Community members who are interested in participating can sign up for the project through Google Form. Click here to view it. Once signed up, participants will receive an email from email@example.com with a brief project description, a reminder of the guidelines and the previous renga line, and will be asked to respond with their contribution within 24 hours. At the end of the project, all participants will receive a completed copy of the renga, which will also be published on @GBLabs’ social media accounts.
The group also developed an initiative with the help of Berkshires-based developer and business owner Richard Stanley that showcases businesses that are being responsible through the pandemic with an identifying seal through the GB S.A.F.E. Program.

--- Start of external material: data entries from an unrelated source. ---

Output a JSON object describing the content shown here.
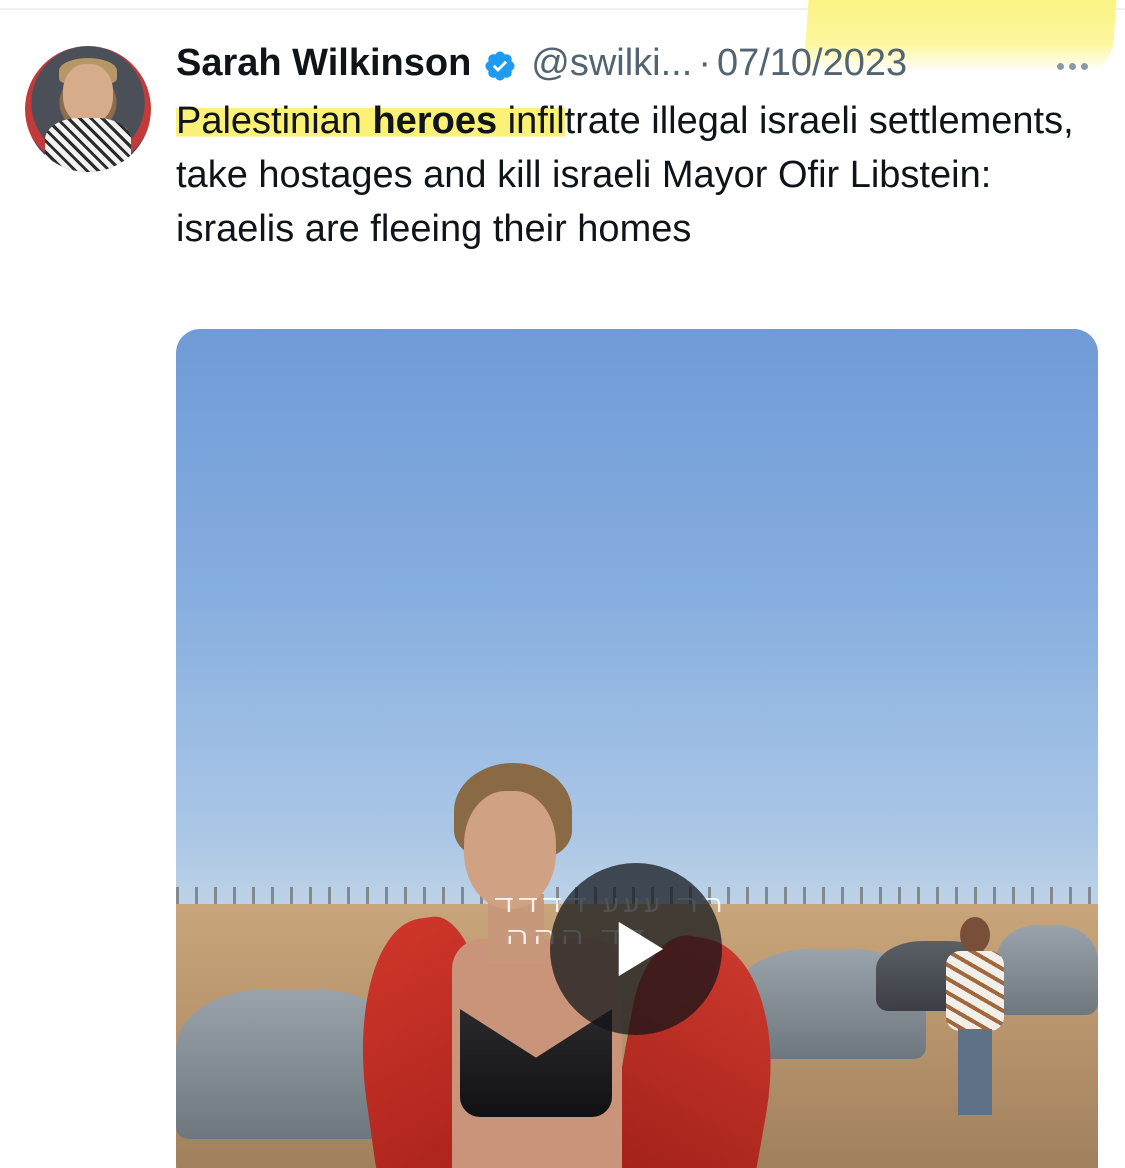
{
  "tweet": {
    "author": {
      "name": "Sarah Wilkinson",
      "handle": "@swilki...",
      "verified": true
    },
    "separator": "·",
    "date": "07/10/2023",
    "text": {
      "segment_1_highlighted": "Palestinian ",
      "segment_2_highlighted_bold": "heroes",
      "segment_3_highlighted": " infil",
      "segment_4": "trate illegal israeli settlements, take hostages and kill israeli Mayor Ofir Libstein: israelis are fleeing their homes"
    },
    "media": {
      "type": "video",
      "overlay_line_1": "ﬧﬧ ﬠﬠﬠ ﬢﬢﬢﬢ",
      "overlay_line_2": "ﬢﬢ ﬣﬣﬣ"
    }
  },
  "icons": {
    "verified": "verified-badge-icon",
    "more": "more-options-icon",
    "play": "play-icon"
  },
  "colors": {
    "verified_blue": "#1d9bf0",
    "text_primary": "#0f1419",
    "text_secondary": "#536471",
    "highlight_yellow": "#faf06e"
  }
}
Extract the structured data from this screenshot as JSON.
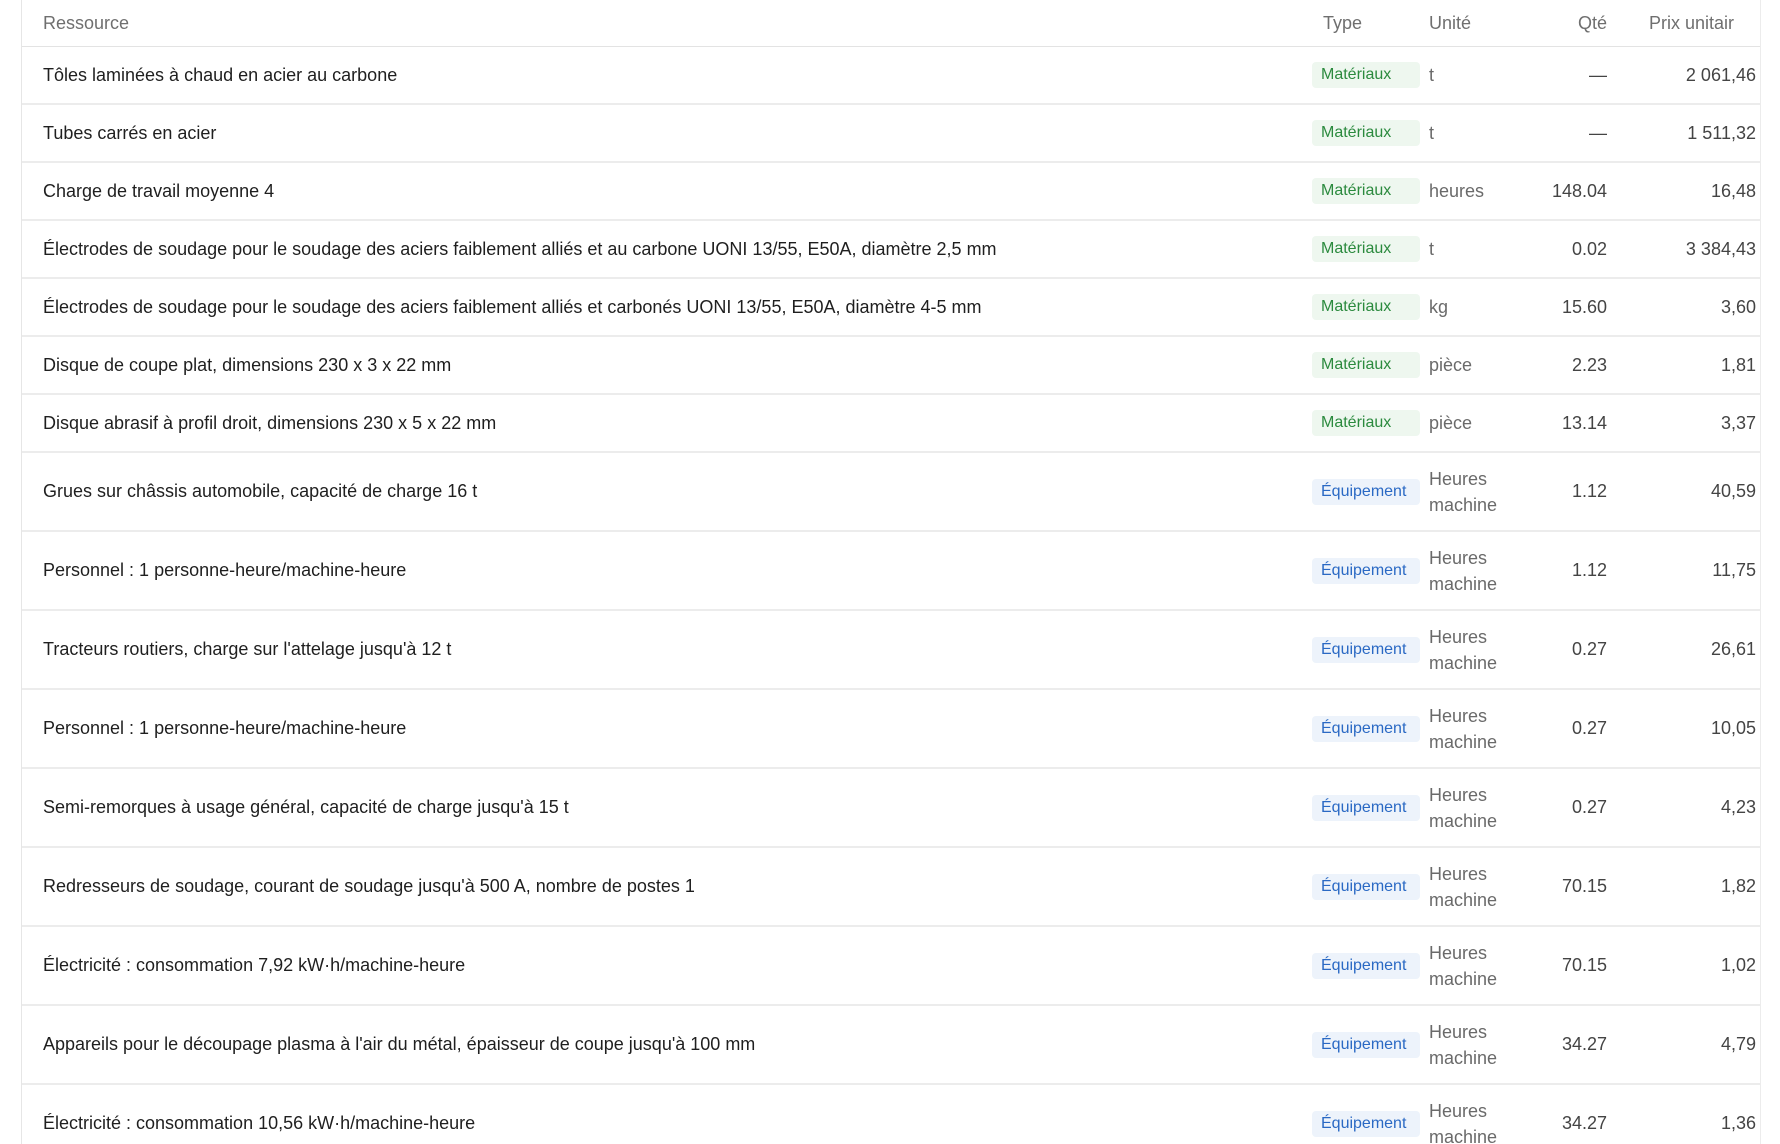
{
  "table": {
    "headers": {
      "resource": "Ressource",
      "type": "Type",
      "unit": "Unité",
      "qty": "Qté",
      "unit_price": "Prix unitair"
    },
    "rows": [
      {
        "name": "Tôles laminées à chaud en acier au carbone",
        "type": "Matériaux",
        "type_kind": "mat",
        "unit": "t",
        "qty": "—",
        "price": "2 061,46 "
      },
      {
        "name": "Tubes carrés en acier",
        "type": "Matériaux",
        "type_kind": "mat",
        "unit": "t",
        "qty": "—",
        "price": "1 511,32 "
      },
      {
        "name": "Charge de travail moyenne 4",
        "type": "Matériaux",
        "type_kind": "mat",
        "unit": "heures",
        "qty": "148.04",
        "price": "16,48 "
      },
      {
        "name": "Électrodes de soudage pour le soudage des aciers faiblement alliés et au carbone UONI 13/55, E50A, diamètre 2,5 mm",
        "type": "Matériaux",
        "type_kind": "mat",
        "unit": "t",
        "qty": "0.02",
        "price": "3 384,43 "
      },
      {
        "name": "Électrodes de soudage pour le soudage des aciers faiblement alliés et carbonés UONI 13/55, E50A, diamètre 4-5 mm",
        "type": "Matériaux",
        "type_kind": "mat",
        "unit": "kg",
        "qty": "15.60",
        "price": "3,60 "
      },
      {
        "name": "Disque de coupe plat, dimensions 230 x 3 x 22 mm",
        "type": "Matériaux",
        "type_kind": "mat",
        "unit": "pièce",
        "qty": "2.23",
        "price": "1,81 "
      },
      {
        "name": "Disque abrasif à profil droit, dimensions 230 x 5 x 22 mm",
        "type": "Matériaux",
        "type_kind": "mat",
        "unit": "pièce",
        "qty": "13.14",
        "price": "3,37 "
      },
      {
        "name": "Grues sur châssis automobile, capacité de charge 16 t",
        "type": "Équipement",
        "type_kind": "eq",
        "unit": "Heures machine",
        "qty": "1.12",
        "price": "40,59 "
      },
      {
        "name": "Personnel : 1 personne-heure/machine-heure",
        "type": "Équipement",
        "type_kind": "eq",
        "unit": "Heures machine",
        "qty": "1.12",
        "price": "11,75 "
      },
      {
        "name": "Tracteurs routiers, charge sur l'attelage jusqu'à 12 t",
        "type": "Équipement",
        "type_kind": "eq",
        "unit": "Heures machine",
        "qty": "0.27",
        "price": "26,61 "
      },
      {
        "name": "Personnel : 1 personne-heure/machine-heure",
        "type": "Équipement",
        "type_kind": "eq",
        "unit": "Heures machine",
        "qty": "0.27",
        "price": "10,05 "
      },
      {
        "name": "Semi-remorques à usage général, capacité de charge jusqu'à 15 t",
        "type": "Équipement",
        "type_kind": "eq",
        "unit": "Heures machine",
        "qty": "0.27",
        "price": "4,23 "
      },
      {
        "name": "Redresseurs de soudage, courant de soudage jusqu'à 500 A, nombre de postes 1",
        "type": "Équipement",
        "type_kind": "eq",
        "unit": "Heures machine",
        "qty": "70.15",
        "price": "1,82 "
      },
      {
        "name": "Électricité : consommation 7,92 kW·h/machine-heure",
        "type": "Équipement",
        "type_kind": "eq",
        "unit": "Heures machine",
        "qty": "70.15",
        "price": "1,02 "
      },
      {
        "name": "Appareils pour le découpage plasma à l'air du métal, épaisseur de coupe jusqu'à 100 mm",
        "type": "Équipement",
        "type_kind": "eq",
        "unit": "Heures machine",
        "qty": "34.27",
        "price": "4,79 "
      },
      {
        "name": "Électricité : consommation 10,56 kW·h/machine-heure",
        "type": "Équipement",
        "type_kind": "eq",
        "unit": "Heures machine",
        "qty": "34.27",
        "price": "1,36 "
      }
    ]
  }
}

In light of recent national and international events, the group set “Run 91.01” in motion to raise money for Volunteers In Medicine Berkshires and the Berkshire County chapter of the NAACP. Envisioned by Grochmal and Pichard, the initiative set a challenge for Grochmal to run every mile of road in Great Barrington within 10 days, starting Aug. 10.
In December, Grochmal said that he’d had a conversation with VIM executive director Ilana Steinhauer, during which she shared the organization’s mission and work.

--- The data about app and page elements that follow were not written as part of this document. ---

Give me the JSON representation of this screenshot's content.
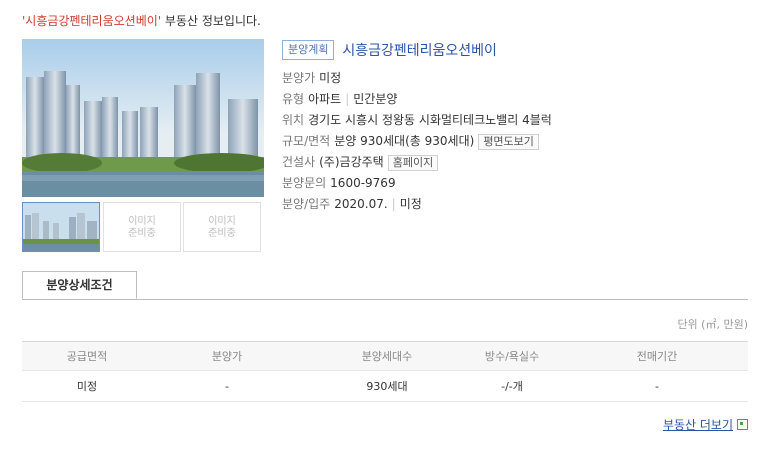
{
  "header": {
    "quoted_name": "'시흥금강펜테리움오션베이'",
    "suffix": "부동산 정보입니다."
  },
  "gallery": {
    "main_alt": "apartment-rendering",
    "placeholder_1": "이미지\n준비중",
    "placeholder_2": "이미지\n준비중"
  },
  "info": {
    "badge": "분양계획",
    "title": "시흥금강펜테리움오션베이",
    "price_label": "분양가",
    "price_value": "미정",
    "type_label": "유형",
    "type_value_1": "아파트",
    "type_value_2": "민간분양",
    "location_label": "위치",
    "location_value": "경기도 시흥시 정왕동 시화멀티테크노밸리 4블럭",
    "size_label": "규모/면적",
    "size_value": "분양 930세대(총 930세대)",
    "floorplan_button": "평면도보기",
    "builder_label": "건설사",
    "builder_value": "(주)금강주택",
    "homepage_button": "홈페이지",
    "inquiry_label": "분양문의",
    "inquiry_value": "1600-9769",
    "schedule_label": "분양/입주",
    "schedule_value_1": "2020.07.",
    "schedule_value_2": "미정"
  },
  "tabs": [
    {
      "label": "분양상세조건"
    }
  ],
  "unit_note": "단위 (㎡, 만원)",
  "table": {
    "headers": [
      "공급면적",
      "분양가",
      "분양세대수",
      "방수/욕실수",
      "전매기간"
    ],
    "rows": [
      [
        "미정",
        "-",
        "930세대",
        "-/-개",
        "-"
      ]
    ]
  },
  "more_link": "부동산 더보기"
}
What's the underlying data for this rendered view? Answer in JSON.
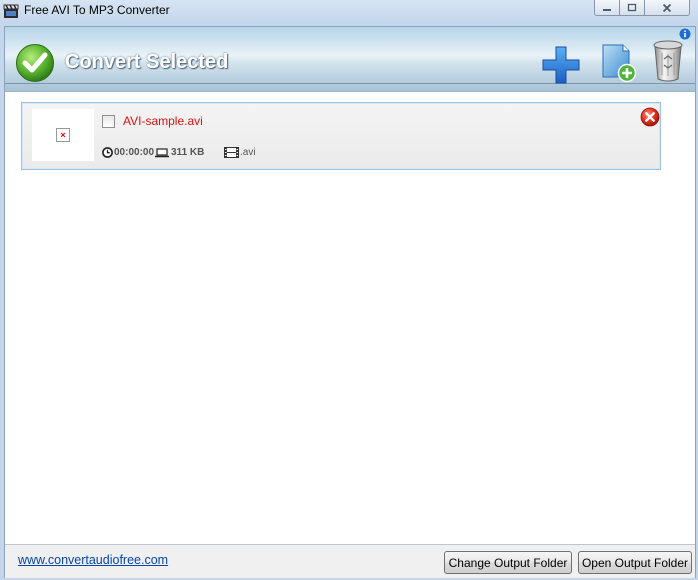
{
  "window": {
    "title": "Free AVI To MP3 Converter",
    "icon": "film-clapper-icon"
  },
  "toolbar": {
    "convert_label": "Convert Selected",
    "convert_icon": "green-check-icon",
    "add_icon": "plus-icon",
    "add_folder_icon": "add-folder-icon",
    "trash_icon": "recycle-bin-icon",
    "info_icon": "info-icon"
  },
  "files": [
    {
      "name": "AVI-sample.avi",
      "duration": "00:00:00",
      "size": "311 KB",
      "extension": ".avi",
      "checked": false
    }
  ],
  "footer": {
    "link": "www.convertaudiofree.com",
    "change_output_label": "Change Output Folder",
    "open_output_label": "Open Output Folder"
  },
  "colors": {
    "filename": "#e01010",
    "link": "#0645ad",
    "accent_blue": "#1e6fd0",
    "check_green": "#4caf2a"
  }
}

“I was blown away by how they fill a valuable need in the community, and in the months that followed, I continued to learn more about their amazing work through conversations with community members. This was especially true early in the pandemic. Early in the planning stage for ‘Run 91.01,’ George Floyd was murdered and we felt that it was important to draw attention to the equally valuable and necessary work of the Berkshire NAACP,” he said. “Run 91.01 was also an effort to both collect marketing footage and encourage community members to go and explore all parts of town. This initiative was a celebration of community, similar to many of our other projects from Pandemic Poetry to GB S.A.F.E. to the Great 8.”
Grochmal ended up completing the run — approximately 107 miles — over the course of eight days. The run raised $1,131 that will be split between VIM and NAACP Berkshires.
At this point, Grochmal said, the town is planning on operating @GBLabs for the foreseeable future. All of the fellows in the group will continue to work for either the lab or the town.
“We already have some great new projects that we are hoping to launch in the coming weeks and months!” said Grochmal.